- Abkhazia and South Ossetia – Recognized by a few UN nations, but not the UN.
- Transnistria and the Artack Republic – Recognized by non UN states who are recognized by other UN states.
But what about completely unrecognized?
Why Doesn’t Anyone Recognize Somaliland?
Let us get one thing out of the way, Somaliland and Somalia are not the same country. You can read about what makes them different here, but to summarize, they were previously different colonial zones that were united. Following the decent to failed state status of Somalia, Somaliland declared independence, no one recognized it, and here we are today!
What Is the History of Somaliland?
Somaliland was formerly part of a broader Somali nation before becoming the British colony of Somaliland, as opposed to Somalia, which was a colony of Italy before being conquered by the British during the Second World War.
The State of Somaliland and the Somali Republic
British Somaliland was briefly given independence as the State of Somaliland before voting to join the Somali Republic as part of a Greater Somalia, a popular position among Somalis of the day.
Things did not go so well in the Somali Republic with constant coups, and eventually, the tyrannical regime of Siad Barre.
The Barre brutality led to Hargeisa (capital of Somaliland) based Somali National Movement being formed and sowed the seeds of the Somalian Civil War. To call it the Somali Civil War would be doing it a drastic disservice, and by 1991, Somalia became the benchmark of a failed state.
The Birth of Somaliland
In 1991 Somaliland declared itself independent as the Republic of Somaliland alongside the equally unrecognized Puntland.
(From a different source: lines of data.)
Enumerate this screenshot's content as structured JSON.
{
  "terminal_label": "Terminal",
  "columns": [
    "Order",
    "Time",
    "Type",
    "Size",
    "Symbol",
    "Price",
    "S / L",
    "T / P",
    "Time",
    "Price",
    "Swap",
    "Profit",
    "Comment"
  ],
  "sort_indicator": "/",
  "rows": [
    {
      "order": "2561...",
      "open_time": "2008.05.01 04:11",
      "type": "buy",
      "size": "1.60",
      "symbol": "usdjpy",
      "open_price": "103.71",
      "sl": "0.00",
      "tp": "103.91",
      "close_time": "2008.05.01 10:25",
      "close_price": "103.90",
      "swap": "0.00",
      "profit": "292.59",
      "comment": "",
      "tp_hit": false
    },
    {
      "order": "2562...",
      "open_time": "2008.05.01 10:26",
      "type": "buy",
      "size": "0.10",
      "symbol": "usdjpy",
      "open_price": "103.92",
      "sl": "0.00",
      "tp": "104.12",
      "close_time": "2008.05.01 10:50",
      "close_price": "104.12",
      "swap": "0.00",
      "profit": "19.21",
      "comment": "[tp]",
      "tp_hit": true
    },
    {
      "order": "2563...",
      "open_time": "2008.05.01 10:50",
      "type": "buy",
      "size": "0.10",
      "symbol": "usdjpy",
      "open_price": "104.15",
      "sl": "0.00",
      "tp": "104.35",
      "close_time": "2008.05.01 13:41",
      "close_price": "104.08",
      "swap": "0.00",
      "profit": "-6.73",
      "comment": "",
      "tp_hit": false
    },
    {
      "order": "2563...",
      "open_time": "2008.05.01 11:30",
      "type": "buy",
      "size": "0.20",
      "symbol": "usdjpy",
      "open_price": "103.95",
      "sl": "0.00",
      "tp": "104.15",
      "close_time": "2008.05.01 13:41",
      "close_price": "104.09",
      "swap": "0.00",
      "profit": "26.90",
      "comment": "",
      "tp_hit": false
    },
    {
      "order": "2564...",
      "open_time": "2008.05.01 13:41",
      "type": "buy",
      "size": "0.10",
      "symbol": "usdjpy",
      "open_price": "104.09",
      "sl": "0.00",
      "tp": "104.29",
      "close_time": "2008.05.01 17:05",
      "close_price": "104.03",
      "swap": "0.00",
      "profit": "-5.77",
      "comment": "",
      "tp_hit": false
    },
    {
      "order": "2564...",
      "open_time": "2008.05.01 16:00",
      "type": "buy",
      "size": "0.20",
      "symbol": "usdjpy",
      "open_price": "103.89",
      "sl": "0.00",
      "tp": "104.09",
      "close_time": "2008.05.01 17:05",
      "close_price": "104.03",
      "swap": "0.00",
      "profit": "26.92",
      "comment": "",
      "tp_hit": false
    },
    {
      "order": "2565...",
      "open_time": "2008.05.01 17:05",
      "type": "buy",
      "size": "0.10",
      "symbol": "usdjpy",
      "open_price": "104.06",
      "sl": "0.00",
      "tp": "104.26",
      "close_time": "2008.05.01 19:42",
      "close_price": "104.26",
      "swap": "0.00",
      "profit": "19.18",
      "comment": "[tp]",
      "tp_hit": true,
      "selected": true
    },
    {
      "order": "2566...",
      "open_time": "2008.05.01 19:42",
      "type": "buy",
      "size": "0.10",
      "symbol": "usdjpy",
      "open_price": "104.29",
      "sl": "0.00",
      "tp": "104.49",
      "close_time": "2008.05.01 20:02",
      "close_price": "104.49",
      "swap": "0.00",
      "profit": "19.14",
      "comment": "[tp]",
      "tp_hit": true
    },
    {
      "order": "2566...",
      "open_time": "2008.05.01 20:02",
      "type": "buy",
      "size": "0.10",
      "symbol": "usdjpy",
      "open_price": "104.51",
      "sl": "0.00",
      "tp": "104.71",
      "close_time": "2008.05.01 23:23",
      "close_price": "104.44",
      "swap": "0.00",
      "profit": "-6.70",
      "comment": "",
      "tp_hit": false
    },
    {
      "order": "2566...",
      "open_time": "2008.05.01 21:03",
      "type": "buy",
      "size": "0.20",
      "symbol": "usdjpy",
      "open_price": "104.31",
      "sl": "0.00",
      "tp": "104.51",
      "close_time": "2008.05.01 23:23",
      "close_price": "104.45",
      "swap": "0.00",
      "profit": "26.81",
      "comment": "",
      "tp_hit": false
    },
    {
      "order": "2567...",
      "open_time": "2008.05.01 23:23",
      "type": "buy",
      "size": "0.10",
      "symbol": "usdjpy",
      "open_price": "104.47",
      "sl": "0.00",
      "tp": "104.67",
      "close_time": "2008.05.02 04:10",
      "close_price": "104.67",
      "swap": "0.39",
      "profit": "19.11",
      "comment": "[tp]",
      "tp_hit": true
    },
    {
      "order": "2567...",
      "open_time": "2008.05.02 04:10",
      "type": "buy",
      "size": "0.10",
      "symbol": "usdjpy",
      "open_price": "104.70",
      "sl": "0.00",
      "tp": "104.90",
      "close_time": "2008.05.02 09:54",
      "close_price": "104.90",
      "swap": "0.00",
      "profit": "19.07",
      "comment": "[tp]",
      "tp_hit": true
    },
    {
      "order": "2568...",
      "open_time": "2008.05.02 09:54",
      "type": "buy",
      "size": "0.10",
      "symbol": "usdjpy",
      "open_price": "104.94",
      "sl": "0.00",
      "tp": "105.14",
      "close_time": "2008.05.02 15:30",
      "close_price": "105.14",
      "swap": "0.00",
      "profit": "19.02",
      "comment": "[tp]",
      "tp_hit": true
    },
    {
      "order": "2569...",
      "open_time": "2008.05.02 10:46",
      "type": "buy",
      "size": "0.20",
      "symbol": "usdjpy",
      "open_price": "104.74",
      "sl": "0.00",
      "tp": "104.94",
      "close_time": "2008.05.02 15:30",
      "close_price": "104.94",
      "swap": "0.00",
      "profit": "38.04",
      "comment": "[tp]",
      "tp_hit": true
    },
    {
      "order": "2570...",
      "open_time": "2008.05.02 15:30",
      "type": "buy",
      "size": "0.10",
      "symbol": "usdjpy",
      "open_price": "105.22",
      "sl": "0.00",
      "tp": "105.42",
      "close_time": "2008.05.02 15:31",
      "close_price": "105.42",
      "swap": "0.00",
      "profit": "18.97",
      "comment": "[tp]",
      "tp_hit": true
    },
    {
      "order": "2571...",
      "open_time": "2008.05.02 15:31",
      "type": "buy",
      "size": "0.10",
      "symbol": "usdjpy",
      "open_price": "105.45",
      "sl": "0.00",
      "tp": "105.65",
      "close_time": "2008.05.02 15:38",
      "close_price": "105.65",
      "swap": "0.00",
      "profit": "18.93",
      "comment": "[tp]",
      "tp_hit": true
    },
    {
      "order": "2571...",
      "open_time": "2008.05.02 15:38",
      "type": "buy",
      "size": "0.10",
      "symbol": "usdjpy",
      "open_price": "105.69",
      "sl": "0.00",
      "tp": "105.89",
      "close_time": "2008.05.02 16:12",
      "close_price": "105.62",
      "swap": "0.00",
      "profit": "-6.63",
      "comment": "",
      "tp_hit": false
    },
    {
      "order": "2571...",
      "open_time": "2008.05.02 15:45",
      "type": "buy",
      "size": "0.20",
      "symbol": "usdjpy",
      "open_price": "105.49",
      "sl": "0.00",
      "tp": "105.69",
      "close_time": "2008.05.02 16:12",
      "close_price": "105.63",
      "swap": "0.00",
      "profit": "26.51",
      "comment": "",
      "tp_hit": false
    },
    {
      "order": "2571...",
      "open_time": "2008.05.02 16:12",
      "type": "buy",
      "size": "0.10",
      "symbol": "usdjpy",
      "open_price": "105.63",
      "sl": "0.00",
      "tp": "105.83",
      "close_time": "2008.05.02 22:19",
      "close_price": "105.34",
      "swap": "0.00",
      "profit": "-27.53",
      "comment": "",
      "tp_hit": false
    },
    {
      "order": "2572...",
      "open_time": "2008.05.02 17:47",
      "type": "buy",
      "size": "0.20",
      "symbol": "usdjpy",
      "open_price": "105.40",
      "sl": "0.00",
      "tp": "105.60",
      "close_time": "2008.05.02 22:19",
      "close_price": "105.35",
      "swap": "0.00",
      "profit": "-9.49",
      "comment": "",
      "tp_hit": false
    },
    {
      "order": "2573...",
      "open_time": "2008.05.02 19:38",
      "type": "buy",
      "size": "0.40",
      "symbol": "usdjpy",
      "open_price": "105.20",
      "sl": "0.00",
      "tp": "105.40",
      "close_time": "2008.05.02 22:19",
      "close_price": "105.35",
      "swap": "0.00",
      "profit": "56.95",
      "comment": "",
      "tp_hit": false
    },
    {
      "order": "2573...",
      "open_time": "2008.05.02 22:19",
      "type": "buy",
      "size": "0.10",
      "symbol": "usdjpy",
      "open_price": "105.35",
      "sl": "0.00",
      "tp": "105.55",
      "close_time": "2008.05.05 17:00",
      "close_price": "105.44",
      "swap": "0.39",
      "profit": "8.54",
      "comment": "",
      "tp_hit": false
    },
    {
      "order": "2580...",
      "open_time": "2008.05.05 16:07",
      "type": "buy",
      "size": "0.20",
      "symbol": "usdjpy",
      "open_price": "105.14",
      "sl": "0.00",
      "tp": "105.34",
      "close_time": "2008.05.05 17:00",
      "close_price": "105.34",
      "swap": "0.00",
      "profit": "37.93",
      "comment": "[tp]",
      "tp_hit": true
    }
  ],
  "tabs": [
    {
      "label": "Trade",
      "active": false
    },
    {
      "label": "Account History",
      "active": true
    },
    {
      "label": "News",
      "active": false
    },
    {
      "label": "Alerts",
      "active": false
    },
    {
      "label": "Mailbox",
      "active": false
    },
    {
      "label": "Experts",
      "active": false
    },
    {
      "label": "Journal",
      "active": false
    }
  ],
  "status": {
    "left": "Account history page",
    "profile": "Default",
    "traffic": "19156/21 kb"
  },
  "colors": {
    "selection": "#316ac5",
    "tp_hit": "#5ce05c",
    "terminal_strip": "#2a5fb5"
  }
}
Since then, the largely ineffective but reformed Federal Republic of Somalia has spent almost 30 years fighting Islamic Insurgents, piracy and local militias, whilst Somaliland has just carried on doing its thing, mostly unaffected.
This has given a unique situation where you have the Federal Republic of Somalia as the recognized, but failed government of the county, whilst Somaliland functions exceptionally well, but are not recognized! So what gives right?
Why Does No One Recognize Somaliland?
The most straightforward answer would be that whoever gets to be a country is mostly decided by the west, and the west really doesn’t care about Somalia. When the west intervened in Kosovo, it was supposedly about human rights, but whilst the very same arguments could be used for Somaliland as were used during the Kosovo precedent support for recognition of Somaliland remains low among nations of the world.
Why Does the West Recognize Somalia Instead of Somaliland?
As stated when the west intervened in Kosovo, the worry was that it would set a precedent (which it did). This directly led to Russia and other countries recognizing Abkhazia and South Ossetia. Sadly the reality is that governments would rather not rock the boat for fear of what it will mean to other independence movements (such as Catalonia).
The sad result of this is that keeping things easy is the reason why the Republic of Somaliland, despite being democratic, is recognized by no one.
To see Somaliland for yourself check out our tour!